▶ _TASK ITEM_
Only lines with the string "Seconds" should be returned from the data below.

▶ _Component data from apps and pages_
══════════
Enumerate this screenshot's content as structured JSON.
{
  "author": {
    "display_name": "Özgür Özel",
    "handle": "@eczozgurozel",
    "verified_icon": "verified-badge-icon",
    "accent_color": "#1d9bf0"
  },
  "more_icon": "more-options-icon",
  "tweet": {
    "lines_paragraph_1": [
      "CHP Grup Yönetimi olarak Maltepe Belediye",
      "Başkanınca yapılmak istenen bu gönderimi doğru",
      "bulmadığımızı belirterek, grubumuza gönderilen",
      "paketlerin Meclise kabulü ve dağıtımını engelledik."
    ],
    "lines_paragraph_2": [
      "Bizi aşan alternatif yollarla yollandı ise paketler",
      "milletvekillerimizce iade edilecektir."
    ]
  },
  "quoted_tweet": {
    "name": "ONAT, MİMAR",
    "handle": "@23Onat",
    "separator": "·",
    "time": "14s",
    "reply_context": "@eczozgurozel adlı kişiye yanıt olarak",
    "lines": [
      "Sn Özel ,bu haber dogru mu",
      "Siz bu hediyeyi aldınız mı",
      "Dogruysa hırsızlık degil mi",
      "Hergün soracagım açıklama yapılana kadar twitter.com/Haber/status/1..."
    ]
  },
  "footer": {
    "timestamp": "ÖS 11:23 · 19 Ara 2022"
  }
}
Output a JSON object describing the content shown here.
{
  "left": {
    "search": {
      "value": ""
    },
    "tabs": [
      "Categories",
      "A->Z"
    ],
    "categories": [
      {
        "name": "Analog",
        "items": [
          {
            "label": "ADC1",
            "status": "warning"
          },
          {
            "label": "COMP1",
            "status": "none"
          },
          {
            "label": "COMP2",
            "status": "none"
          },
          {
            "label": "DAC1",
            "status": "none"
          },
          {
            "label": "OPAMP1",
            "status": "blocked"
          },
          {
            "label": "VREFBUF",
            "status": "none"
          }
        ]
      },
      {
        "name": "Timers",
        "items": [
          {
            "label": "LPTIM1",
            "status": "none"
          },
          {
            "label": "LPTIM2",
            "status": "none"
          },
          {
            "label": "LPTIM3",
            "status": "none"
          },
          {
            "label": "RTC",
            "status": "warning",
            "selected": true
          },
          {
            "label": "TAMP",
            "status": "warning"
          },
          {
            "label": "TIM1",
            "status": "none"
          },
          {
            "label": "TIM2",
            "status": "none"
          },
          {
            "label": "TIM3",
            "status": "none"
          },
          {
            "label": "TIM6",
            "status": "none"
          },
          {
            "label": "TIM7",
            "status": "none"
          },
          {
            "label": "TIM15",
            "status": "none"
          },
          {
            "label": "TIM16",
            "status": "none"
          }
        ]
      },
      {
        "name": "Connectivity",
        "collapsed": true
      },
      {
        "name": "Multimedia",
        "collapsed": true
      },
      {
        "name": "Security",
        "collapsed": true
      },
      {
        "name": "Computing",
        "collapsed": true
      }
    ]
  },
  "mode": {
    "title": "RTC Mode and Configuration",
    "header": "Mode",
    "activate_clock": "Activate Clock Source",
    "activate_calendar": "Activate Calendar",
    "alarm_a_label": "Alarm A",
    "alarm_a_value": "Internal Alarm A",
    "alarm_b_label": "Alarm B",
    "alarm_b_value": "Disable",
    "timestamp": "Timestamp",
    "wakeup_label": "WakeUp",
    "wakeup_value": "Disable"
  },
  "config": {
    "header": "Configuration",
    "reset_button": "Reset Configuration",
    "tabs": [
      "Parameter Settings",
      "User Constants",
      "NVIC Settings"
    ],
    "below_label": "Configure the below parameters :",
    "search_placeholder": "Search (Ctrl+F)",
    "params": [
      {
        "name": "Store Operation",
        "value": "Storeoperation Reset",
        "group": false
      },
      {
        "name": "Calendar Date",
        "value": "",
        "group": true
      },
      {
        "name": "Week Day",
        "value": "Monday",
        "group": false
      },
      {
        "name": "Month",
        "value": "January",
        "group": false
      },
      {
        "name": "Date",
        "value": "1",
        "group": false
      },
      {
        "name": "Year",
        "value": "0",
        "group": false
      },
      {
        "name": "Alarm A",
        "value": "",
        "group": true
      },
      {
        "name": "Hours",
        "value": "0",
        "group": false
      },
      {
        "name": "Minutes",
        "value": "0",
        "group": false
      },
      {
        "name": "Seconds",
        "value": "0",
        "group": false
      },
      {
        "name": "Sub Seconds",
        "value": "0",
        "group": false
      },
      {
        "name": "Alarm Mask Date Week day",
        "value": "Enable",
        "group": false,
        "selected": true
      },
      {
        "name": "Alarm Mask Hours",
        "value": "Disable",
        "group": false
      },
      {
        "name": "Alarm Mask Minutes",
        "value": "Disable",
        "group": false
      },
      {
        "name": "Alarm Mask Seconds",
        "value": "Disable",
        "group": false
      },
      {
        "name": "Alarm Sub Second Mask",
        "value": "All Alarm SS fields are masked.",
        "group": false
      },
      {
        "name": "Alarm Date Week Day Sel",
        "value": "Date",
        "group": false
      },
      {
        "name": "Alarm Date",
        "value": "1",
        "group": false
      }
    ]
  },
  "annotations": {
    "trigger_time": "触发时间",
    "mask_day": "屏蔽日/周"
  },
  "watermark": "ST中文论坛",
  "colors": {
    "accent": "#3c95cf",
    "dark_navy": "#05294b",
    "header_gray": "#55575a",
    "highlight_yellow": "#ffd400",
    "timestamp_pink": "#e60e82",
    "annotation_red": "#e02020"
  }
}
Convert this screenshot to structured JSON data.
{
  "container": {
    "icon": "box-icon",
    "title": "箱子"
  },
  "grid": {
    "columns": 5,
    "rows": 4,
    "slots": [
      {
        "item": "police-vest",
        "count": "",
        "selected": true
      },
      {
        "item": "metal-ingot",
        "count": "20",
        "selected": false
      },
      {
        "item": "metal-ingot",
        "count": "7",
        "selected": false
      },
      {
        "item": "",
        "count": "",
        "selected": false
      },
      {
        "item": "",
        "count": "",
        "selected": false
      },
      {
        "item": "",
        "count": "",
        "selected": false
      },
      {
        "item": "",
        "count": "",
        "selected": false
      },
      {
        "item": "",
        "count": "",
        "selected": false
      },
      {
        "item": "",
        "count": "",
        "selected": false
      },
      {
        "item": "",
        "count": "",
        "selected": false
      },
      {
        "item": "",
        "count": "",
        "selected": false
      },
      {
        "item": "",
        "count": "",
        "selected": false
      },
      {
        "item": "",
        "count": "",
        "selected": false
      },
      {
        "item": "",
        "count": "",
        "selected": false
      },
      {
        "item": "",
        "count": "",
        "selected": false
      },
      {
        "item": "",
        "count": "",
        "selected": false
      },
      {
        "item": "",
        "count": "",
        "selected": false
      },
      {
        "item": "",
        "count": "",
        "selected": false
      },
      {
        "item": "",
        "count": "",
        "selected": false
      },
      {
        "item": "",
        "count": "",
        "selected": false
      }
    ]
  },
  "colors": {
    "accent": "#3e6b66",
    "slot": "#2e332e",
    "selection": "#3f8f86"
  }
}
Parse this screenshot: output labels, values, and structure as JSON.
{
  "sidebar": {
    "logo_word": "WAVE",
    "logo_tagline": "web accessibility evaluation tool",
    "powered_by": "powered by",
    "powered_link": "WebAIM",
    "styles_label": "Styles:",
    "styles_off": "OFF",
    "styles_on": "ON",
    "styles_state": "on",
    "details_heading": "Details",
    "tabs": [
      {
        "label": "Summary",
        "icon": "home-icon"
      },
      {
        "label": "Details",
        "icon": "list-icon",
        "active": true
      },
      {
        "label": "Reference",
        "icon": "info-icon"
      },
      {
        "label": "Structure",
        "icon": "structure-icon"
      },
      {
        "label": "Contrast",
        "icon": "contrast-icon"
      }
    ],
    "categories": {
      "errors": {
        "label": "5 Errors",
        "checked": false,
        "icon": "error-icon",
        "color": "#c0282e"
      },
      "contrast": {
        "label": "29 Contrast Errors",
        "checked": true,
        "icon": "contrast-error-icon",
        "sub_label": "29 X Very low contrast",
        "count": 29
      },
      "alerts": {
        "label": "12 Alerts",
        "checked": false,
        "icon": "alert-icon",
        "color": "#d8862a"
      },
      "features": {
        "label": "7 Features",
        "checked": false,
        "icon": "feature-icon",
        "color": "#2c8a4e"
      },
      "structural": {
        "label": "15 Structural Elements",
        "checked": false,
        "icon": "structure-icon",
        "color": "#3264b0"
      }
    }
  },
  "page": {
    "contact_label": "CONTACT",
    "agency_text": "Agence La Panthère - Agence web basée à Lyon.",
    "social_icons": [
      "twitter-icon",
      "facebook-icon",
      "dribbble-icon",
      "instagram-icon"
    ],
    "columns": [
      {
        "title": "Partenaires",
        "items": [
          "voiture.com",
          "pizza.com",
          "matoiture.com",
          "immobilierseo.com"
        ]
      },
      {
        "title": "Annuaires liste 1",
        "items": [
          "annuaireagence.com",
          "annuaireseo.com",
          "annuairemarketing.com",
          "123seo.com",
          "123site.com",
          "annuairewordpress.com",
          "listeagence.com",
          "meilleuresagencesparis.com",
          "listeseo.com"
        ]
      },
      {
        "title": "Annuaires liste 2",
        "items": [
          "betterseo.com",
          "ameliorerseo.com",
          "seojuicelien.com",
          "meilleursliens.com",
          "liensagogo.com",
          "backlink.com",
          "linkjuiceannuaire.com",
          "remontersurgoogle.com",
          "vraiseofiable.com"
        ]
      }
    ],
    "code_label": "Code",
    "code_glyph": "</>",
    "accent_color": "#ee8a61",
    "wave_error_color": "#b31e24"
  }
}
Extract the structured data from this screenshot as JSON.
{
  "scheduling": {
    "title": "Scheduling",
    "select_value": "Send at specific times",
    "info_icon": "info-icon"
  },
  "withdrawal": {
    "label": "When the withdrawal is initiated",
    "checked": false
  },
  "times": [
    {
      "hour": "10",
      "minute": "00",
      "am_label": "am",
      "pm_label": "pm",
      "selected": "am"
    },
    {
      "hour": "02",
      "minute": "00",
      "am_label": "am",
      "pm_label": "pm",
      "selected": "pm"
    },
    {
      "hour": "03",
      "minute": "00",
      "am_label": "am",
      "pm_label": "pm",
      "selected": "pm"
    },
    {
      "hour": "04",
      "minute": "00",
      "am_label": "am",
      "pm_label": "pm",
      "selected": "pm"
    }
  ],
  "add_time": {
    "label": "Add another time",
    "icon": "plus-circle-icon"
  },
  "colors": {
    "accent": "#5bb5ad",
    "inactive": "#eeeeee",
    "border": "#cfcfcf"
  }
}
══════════
▶ _TASK OUTPUT_
        "name": "Seconds",
        "name": "Sub Seconds",
        "name": "Alarm Mask Seconds",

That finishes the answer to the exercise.